The planning statistics for 2008/09 are now out. They tell a grim tale of the start of the recession – a decline in the number of planning applications from 2006/07 of 13.5 percent. Things look worst in the small towns of the west central Scotland – North Ayrshire and North Lanarkshire suffered a decline of 25 percent in applications, the four cities were at or about average, while northern and island areas held up well (applications in Shetland and Eilean Siar actually rose).
There are stats on speed of decisions in each authority. In 2009, Clackmannanshire was the clear winner with 88 percent of applications decided in two months, compared with the Scottish average of 59 percent. If you think that made Clacks the best place to be a developer, bear in mind that in Eilean Siar you were most likely to get consent, with 99 percent of all applications approved. Leaving aside national parks, Perth & Kinross evidently have the most onerous standards for approving applications (or receive the worst applications) because they had the lowest percentage of approvals – only 85.4 percent.
The rise and rise of the planning agreement continued: although the stats show a slight fall in the number of section 75s, the rate per consent rose. Scottish Borders was the keenest, concluding 98, more than three times the number concluded by Glasgow and well ahead of Edinburgh.
Puritanical Glasgow took the most formal enforcement action serving 128 formal notices, while laid-back Edinburgh served only 39, fewer than Aberdeenshire, South Lanarkshire or Highland.

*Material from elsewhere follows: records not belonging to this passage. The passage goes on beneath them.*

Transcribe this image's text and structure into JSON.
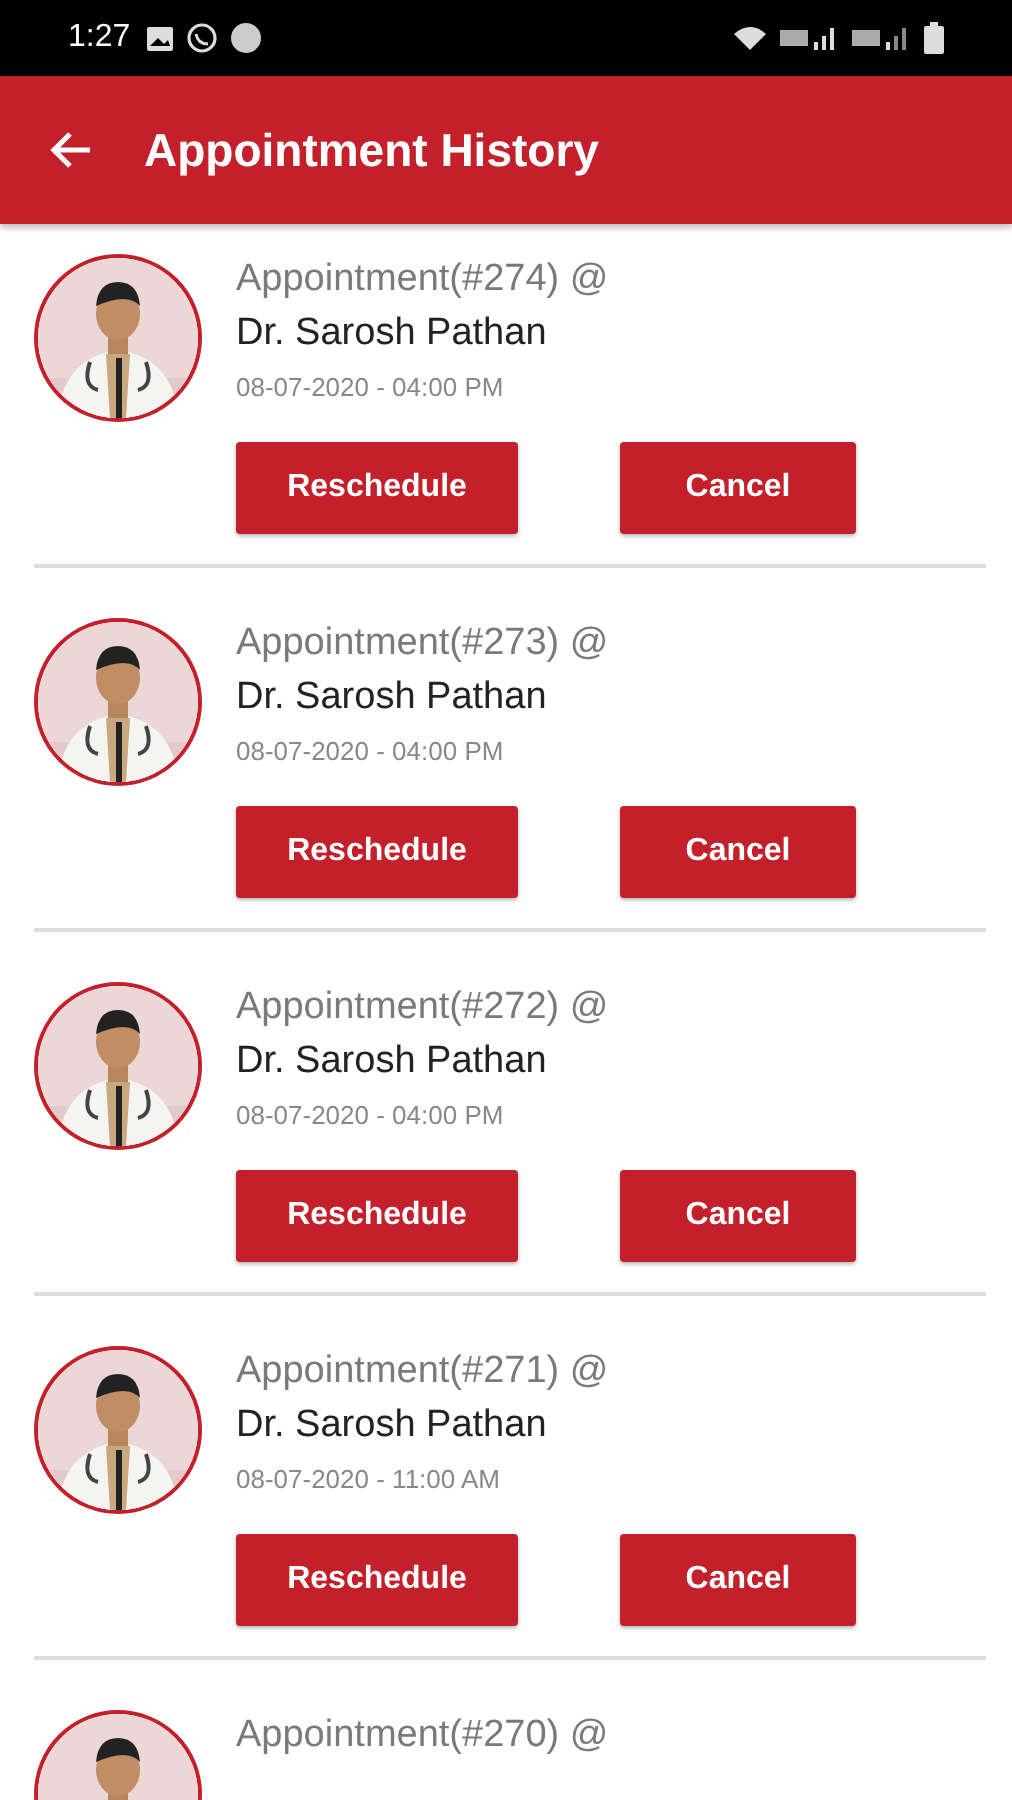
{
  "status_bar": {
    "time": "1:27"
  },
  "app_bar": {
    "title": "Appointment History"
  },
  "appointments": [
    {
      "title": "Appointment(#274) @",
      "doctor": "Dr. Sarosh Pathan",
      "datetime": "08-07-2020 - 04:00 PM",
      "actions": [
        "Reschedule",
        "Cancel"
      ]
    },
    {
      "title": "Appointment(#273) @",
      "doctor": "Dr. Sarosh Pathan",
      "datetime": "08-07-2020 - 04:00 PM",
      "actions": [
        "Reschedule",
        "Cancel"
      ]
    },
    {
      "title": "Appointment(#272) @",
      "doctor": "Dr. Sarosh Pathan",
      "datetime": "08-07-2020 - 04:00 PM",
      "actions": [
        "Reschedule",
        "Cancel"
      ]
    },
    {
      "title": "Appointment(#271) @",
      "doctor": "Dr. Sarosh Pathan",
      "datetime": "08-07-2020 - 11:00 AM",
      "actions": [
        "Reschedule",
        "Cancel"
      ]
    },
    {
      "title": "Appointment(#270) @"
    }
  ]
}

Here’s something that took me by surprise, and perhaps someone can explain: why is it that the more rural an area is, the more planning applications it produces? Compare Glasgow’s 51 applications per 1000 population to Highland’s 179 per 1000 or Eilean Siar’s 192 per 1000. Should the Brodies’ planning team consider relocating to Barra?
On March 12, 2010